*TRY IT*: Filter the entries beneath this task, copying only the lines that hold the word "label".

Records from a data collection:

/---

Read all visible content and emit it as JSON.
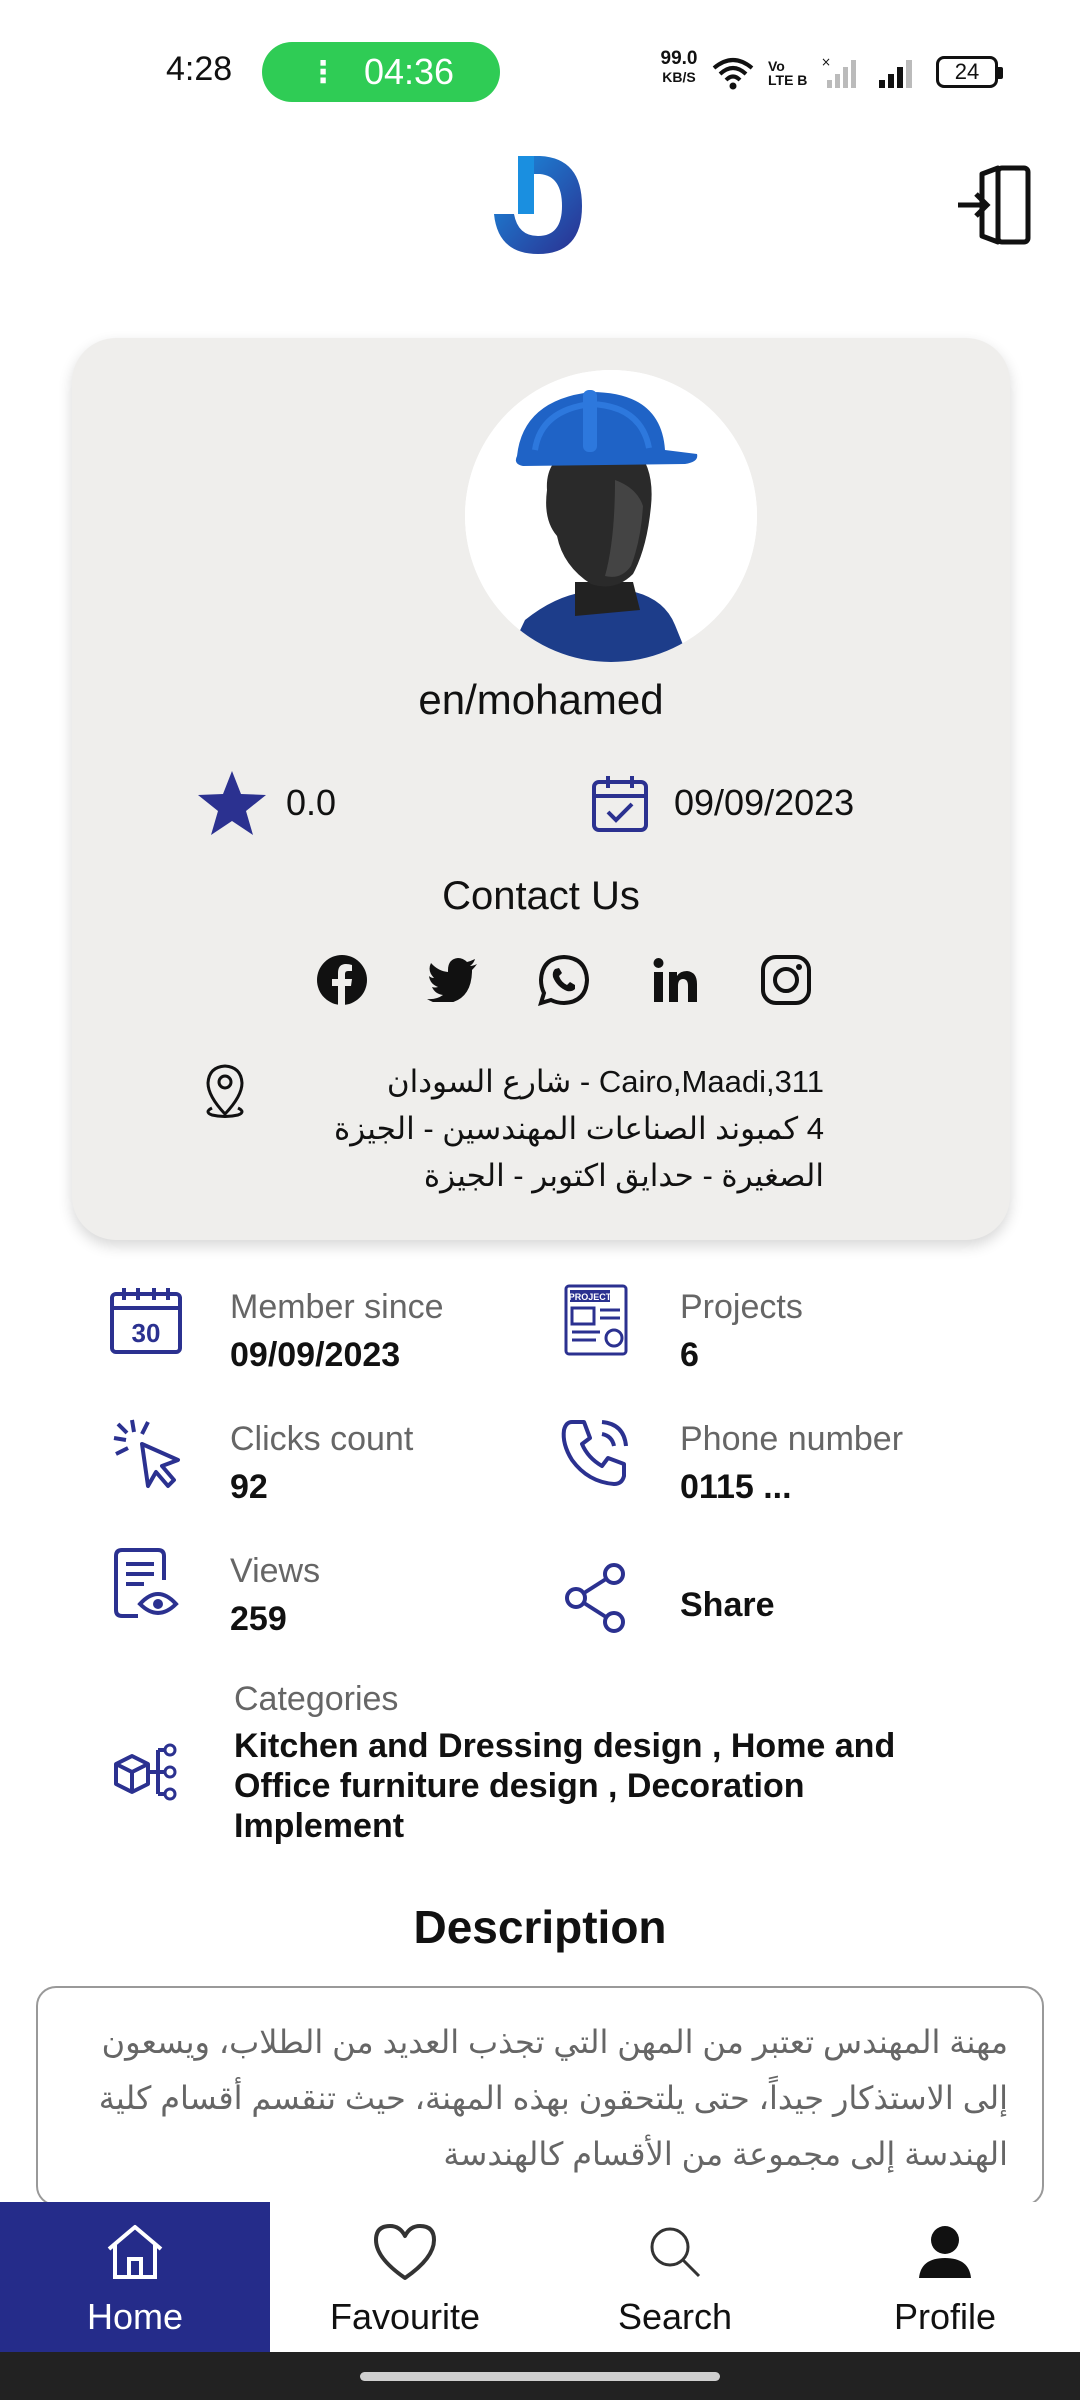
{
  "status_bar": {
    "time": "4:28",
    "call_timer": "04:36",
    "call_indicator": "⋮",
    "net_speed_value": "99.0",
    "net_speed_unit": "KB/S",
    "volte_top": "Vo",
    "volte_bottom": "LTE B",
    "battery": "24",
    "call_color": "#2fcc55"
  },
  "header": {
    "logo_icon": "brand-logo",
    "logout_icon": "logout-icon"
  },
  "profile": {
    "username": "en/mohamed",
    "rating": "0.0",
    "join_date": "09/09/2023",
    "contact_title": "Contact Us",
    "socials": [
      "facebook",
      "twitter",
      "whatsapp",
      "linkedin",
      "instagram"
    ],
    "address_lines": [
      "Cairo,Maadi,311 - شارع السودان",
      "4 كمبوند الصناعات المهندسين - الجيزة",
      "الصغيرة - حدايق اكتوبر - الجيزة"
    ]
  },
  "info": {
    "member_since": {
      "label": "Member since",
      "value": "09/09/2023",
      "icon": "calendar-30-icon"
    },
    "projects": {
      "label": "Projects",
      "value": "6",
      "icon": "project-icon"
    },
    "clicks": {
      "label": "Clicks count",
      "value": "92",
      "icon": "click-cursor-icon"
    },
    "phone": {
      "label": "Phone number",
      "value": "0115 ...",
      "icon": "phone-ringing-icon"
    },
    "views": {
      "label": "Views",
      "value": "259",
      "icon": "document-eye-icon"
    },
    "share": {
      "label": "Share",
      "icon": "share-icon"
    },
    "categories": {
      "label": "Categories",
      "value": "Kitchen and Dressing design , Home and Office furniture design , Decoration Implement",
      "icon": "categories-tree-icon"
    }
  },
  "description": {
    "title": "Description",
    "text": "مهنة المهندس تعتبر من المهن التي تجذب العديد من الطلاب، ويسعون إلى الاستذكار جيداً، حتى يلتحقون بهذه المهنة، حيث تنقسم أقسام كلية الهندسة إلى مجموعة من الأقسام كالهندسة"
  },
  "nav": {
    "items": [
      {
        "label": "Home",
        "icon": "home-icon"
      },
      {
        "label": "Favourite",
        "icon": "heart-icon"
      },
      {
        "label": "Search",
        "icon": "search-icon"
      },
      {
        "label": "Profile",
        "icon": "person-icon"
      }
    ],
    "active_index": 0,
    "active_color": "#252c8a"
  },
  "colors": {
    "accent": "#2b3190",
    "card_bg": "#efeeec"
  }
}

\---

*OUTPUT*:
      "label": "Member since",
      "label": "Projects",
      "label": "Clicks count",
      "label": "Phone number",
      "label": "Views",
      "label": "Share",
      "label": "Categories",
        "label": "Home",
        "label": "Favourite",
        "label": "Search",
        "label": "Profile",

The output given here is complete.